The complete life history of the Colonel can be found on this blog article. The host plant on which the species has been successfully bred in Singapore is Uncaria. It has also been bred in Malaysia on another plant – Nauclea subdita also from the Rubiaceae family.

Brown land crab back in Singapore after 77 years


A female brown land crab specimen was found in a drain on St John's Island in Singapore by a Tropical Marine Science Institute scientist. PHOTO: COMPREHENSIVE MARINE BIODIVERSITY SURVEY

From the Straits Times in Singapore:

Land crab sighted in Singapore after seven decades

July 18, 2015, 5:00 am SGT

Return of brown land crab last seen in 1938 linked to efforts to protect the environment

Carolyn Khew

After an absence of over 70 years, the brown land crab has clawed its way back onto our shores.

A female specimen – about 10cm from pincer to pincer – was spotted earlier this month sitting on a mound of leaf litter in a small drain on St John’s Island.

The last time this crab was seen here was in 1938, in Paya Lebar, said crab expert Peter Ng.

“It has never been seen since, and is regarded as locally extinct,” said Professor Ng, chief of the Lee Kong Chian Natural History Museum at the National University of Singapore (NUS). “So to see the crab again on St John’s Island is wonderful. The crab has either been hiding there for decades, or has returned to Singapore after a long hiatus! The important thing is, it is no longer extinct.”

Also known by its scientific name Discoplax hirtipes, the crab has a wide distribution in South-east Asia and the western Pacific. It comes from the same family as the Christmas Island red crab.

Prof Ng said the brown land crab lives in coastal habitats, digging burrows under rocks and vegetation, but can sometimes be found many kilometres inland. However, he added, they reproduce by releasing larvae into the open sea. This is different from freshwater crabs, which have large eggs and hatch into miniature versions of the adult.

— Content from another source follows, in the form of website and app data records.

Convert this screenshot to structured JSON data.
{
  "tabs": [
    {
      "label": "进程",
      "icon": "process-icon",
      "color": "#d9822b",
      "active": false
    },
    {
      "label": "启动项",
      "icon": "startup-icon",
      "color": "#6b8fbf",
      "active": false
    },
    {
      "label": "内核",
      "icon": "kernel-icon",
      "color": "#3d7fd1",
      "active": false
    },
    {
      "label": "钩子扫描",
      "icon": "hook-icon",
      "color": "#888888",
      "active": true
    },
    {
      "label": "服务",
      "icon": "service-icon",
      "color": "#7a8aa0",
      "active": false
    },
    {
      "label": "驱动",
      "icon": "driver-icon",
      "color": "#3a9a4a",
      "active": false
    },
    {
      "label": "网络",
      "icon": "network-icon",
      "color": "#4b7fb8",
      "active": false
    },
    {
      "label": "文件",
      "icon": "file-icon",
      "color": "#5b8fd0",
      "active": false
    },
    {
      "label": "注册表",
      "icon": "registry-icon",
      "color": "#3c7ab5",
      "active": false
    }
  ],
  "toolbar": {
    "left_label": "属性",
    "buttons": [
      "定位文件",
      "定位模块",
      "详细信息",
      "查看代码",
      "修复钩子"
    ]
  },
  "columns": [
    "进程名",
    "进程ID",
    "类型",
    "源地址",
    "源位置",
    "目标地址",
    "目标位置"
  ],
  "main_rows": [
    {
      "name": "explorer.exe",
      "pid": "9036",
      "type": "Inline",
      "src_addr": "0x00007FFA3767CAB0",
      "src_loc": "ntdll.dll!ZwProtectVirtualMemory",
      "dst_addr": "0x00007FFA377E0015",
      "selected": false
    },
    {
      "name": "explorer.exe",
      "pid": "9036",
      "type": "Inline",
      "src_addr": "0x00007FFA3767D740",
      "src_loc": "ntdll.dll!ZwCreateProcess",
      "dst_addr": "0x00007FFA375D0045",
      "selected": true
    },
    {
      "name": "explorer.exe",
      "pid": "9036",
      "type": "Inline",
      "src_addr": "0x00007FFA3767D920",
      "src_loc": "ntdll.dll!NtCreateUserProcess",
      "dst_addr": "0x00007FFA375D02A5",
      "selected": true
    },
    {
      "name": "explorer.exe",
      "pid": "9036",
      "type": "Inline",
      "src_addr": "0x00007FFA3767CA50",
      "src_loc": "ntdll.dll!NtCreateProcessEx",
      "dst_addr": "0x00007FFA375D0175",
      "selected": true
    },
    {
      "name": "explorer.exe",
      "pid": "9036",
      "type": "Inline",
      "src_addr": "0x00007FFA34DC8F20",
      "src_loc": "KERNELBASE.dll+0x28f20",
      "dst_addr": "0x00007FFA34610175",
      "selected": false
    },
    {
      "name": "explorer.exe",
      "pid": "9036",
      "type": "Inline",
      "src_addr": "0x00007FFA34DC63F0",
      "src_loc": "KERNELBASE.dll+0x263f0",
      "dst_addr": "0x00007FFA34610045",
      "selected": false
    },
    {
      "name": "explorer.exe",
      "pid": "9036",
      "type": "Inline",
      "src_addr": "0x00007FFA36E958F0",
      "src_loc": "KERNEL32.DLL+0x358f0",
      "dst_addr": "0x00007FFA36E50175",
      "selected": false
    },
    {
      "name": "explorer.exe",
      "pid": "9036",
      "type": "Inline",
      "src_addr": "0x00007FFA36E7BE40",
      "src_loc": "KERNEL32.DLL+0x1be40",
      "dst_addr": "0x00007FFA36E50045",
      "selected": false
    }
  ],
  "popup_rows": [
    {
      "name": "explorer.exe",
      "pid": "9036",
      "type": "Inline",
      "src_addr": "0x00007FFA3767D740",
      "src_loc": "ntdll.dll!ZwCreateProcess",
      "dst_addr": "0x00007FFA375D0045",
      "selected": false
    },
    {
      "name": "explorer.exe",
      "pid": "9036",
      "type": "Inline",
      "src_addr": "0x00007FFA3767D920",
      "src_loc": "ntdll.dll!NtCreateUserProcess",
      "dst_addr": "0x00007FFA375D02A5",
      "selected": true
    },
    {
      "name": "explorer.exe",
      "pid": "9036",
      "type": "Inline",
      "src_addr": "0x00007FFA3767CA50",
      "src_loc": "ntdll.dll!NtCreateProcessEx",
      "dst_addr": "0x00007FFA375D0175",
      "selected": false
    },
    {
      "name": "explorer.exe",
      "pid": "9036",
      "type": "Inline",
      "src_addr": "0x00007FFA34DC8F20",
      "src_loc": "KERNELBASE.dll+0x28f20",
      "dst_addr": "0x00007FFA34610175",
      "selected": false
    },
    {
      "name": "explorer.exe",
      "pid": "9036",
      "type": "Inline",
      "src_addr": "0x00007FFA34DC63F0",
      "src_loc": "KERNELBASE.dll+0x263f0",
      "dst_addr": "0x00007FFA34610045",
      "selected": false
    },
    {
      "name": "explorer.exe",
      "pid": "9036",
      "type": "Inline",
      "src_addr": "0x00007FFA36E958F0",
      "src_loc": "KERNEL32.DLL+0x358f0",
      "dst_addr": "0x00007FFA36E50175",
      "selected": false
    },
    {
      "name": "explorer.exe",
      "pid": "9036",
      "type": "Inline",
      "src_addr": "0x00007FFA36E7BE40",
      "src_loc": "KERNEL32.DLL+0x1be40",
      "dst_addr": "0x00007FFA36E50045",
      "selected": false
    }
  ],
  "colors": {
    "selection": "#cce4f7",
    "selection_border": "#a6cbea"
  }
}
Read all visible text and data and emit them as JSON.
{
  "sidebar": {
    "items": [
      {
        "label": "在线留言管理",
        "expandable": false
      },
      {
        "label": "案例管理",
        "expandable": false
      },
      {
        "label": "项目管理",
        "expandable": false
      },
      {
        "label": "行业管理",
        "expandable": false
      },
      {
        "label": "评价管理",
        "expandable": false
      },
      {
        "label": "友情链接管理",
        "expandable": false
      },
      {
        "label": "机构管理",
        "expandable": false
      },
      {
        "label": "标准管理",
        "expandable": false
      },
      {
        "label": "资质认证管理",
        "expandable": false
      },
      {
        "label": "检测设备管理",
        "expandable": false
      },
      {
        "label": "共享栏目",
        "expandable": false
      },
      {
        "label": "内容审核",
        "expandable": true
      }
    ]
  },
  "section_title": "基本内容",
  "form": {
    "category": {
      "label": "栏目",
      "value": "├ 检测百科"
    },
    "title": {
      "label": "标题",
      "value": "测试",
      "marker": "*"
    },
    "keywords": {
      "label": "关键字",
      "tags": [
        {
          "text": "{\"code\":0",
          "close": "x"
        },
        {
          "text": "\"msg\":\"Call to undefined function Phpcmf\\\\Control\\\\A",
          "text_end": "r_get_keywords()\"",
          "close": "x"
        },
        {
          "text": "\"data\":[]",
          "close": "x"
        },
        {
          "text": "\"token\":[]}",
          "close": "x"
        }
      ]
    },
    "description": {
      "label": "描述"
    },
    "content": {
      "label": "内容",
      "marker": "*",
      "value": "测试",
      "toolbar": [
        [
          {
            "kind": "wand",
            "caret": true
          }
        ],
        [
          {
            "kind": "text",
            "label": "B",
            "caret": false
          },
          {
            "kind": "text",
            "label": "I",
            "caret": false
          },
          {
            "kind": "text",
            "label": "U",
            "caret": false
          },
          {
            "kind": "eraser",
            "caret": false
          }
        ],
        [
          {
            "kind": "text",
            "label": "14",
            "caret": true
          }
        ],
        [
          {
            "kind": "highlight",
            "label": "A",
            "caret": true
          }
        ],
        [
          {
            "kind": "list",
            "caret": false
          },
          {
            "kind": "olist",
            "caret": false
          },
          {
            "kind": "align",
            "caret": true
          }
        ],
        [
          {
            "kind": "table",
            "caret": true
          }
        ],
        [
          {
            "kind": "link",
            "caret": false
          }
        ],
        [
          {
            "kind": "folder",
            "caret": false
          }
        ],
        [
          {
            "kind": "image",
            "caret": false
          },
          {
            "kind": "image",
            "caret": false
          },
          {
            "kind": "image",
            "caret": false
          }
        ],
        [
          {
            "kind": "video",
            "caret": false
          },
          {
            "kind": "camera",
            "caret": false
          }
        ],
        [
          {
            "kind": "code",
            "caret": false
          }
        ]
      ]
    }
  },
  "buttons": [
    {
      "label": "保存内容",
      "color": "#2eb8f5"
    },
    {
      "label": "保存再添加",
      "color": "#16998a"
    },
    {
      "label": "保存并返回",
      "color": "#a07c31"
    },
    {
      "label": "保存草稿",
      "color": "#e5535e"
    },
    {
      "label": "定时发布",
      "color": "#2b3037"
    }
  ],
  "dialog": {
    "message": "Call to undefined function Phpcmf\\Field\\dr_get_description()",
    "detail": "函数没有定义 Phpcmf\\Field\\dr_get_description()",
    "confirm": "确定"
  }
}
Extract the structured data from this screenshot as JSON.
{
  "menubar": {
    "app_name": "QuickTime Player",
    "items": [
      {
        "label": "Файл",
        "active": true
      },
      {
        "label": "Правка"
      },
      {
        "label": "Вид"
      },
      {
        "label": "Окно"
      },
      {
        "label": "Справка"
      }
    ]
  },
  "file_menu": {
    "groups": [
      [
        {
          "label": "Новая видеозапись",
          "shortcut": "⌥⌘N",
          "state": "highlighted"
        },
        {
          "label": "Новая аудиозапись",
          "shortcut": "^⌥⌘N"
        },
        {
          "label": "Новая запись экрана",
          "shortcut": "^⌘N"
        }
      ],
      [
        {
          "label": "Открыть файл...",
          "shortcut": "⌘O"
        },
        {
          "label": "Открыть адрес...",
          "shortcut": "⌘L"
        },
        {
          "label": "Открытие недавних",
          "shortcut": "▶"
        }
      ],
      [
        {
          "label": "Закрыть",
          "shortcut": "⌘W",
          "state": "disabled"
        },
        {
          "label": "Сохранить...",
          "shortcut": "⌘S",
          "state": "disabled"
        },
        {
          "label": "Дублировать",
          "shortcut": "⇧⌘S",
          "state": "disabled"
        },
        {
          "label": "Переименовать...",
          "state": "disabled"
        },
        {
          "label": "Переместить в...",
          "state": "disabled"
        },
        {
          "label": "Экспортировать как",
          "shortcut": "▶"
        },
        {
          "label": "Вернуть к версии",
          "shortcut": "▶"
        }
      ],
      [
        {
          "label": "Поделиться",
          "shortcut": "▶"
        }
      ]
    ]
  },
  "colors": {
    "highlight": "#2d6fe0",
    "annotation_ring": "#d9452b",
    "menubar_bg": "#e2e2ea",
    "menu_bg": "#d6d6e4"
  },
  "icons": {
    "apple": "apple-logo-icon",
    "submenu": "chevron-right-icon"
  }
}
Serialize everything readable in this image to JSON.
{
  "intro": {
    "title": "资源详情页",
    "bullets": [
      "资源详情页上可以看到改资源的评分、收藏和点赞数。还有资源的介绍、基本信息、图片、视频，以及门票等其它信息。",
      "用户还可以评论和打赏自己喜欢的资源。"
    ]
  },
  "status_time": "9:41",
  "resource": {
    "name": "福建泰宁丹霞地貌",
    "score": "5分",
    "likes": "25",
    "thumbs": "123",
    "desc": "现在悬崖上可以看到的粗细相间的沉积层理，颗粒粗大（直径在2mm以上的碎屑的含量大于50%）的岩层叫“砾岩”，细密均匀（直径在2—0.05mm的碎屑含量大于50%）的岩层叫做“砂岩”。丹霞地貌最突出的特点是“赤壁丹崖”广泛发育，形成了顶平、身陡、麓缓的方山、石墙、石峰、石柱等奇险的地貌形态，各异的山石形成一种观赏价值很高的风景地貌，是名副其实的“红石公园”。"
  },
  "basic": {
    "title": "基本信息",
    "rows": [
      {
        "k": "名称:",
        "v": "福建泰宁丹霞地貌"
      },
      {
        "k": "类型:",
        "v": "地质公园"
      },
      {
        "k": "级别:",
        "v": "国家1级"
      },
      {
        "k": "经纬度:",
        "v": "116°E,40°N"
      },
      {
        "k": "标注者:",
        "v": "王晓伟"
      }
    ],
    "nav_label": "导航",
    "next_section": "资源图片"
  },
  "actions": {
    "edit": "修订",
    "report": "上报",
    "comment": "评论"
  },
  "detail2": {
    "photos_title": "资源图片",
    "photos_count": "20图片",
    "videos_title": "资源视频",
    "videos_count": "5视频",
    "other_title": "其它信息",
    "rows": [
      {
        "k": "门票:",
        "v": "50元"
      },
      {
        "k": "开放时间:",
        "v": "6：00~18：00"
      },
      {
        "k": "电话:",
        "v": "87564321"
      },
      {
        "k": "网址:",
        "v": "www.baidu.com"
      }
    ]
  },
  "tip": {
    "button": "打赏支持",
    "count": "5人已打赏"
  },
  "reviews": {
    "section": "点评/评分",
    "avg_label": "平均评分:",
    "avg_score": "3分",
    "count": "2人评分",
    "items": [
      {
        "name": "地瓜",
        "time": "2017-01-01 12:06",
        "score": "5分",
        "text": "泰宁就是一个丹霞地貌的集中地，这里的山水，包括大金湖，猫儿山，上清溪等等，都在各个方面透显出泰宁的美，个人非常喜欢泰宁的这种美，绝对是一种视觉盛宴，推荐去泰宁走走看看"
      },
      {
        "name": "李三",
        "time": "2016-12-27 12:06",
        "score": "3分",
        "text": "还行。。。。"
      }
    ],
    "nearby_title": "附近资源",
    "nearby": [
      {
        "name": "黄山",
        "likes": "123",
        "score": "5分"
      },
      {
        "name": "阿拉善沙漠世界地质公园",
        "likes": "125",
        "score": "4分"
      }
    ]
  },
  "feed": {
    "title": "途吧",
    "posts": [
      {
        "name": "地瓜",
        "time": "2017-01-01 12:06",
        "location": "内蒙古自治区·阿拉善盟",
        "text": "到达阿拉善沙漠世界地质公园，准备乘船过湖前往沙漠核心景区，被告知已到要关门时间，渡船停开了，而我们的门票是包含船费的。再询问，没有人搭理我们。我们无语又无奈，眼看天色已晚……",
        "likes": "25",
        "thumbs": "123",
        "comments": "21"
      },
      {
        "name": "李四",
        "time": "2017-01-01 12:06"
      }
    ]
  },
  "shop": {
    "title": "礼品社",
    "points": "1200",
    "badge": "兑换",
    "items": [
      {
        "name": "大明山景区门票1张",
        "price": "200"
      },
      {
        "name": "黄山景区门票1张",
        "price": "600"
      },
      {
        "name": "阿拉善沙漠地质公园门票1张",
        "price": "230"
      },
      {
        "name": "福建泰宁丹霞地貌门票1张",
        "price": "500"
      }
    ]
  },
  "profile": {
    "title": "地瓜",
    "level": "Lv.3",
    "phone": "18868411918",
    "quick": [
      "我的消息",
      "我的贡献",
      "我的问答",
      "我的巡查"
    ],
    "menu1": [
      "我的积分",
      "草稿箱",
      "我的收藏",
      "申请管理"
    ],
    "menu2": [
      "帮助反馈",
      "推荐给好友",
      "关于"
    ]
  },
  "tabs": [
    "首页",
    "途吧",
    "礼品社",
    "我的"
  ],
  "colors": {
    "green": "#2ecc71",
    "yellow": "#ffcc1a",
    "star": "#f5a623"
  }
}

Assistant Professor Darren Yeo from the NUS department of biological sciences said that as the species frequents coastal areas and needs to return to the sea to spawn, its appearance after more than 70 years shows that efforts to protect coastal and marine environments are worthwhile.

“This also reminds us that species thought to be locally extinct but still occurring in the surrounding region may possibly have a chance to make a return,” he said.

As the crab was an “incidental find”, the first thing to do would be to see if this was a one-off record or if there are more on St John’s Island, or other parts of Singapore, he said. “We should probably also consider if this ‘re-discovery’ could be attributed to increased sampling effort or increased general awareness of our local fauna and of unusual sightings, and missing it previously was because the persisting or surviving population was very small and in isolated areas.”

Tropical Marine Science Institute (TMSI) senior research fellow Tan Koh Siang, who made the find, said the crab had attracted the curiosity of many TMSI staff, who had taken photos of it. “We collected the crab by coaxing it into a paper bag and sent (Prof Ng) a photograph on e-mail,” said Dr Tan.

He added: “I did what any zoologist would have done on seeing something out of the blue!”

The crab was featured recently at the opening of the new Sisters’ Islands Marine Park Public Gallery, and has since been returned to the museum.

TMSI deputy director Serena Teo said: “This is an important taxonomic record. Prof Ng and his team may also want to examine it more closely and take DNA samples to check.”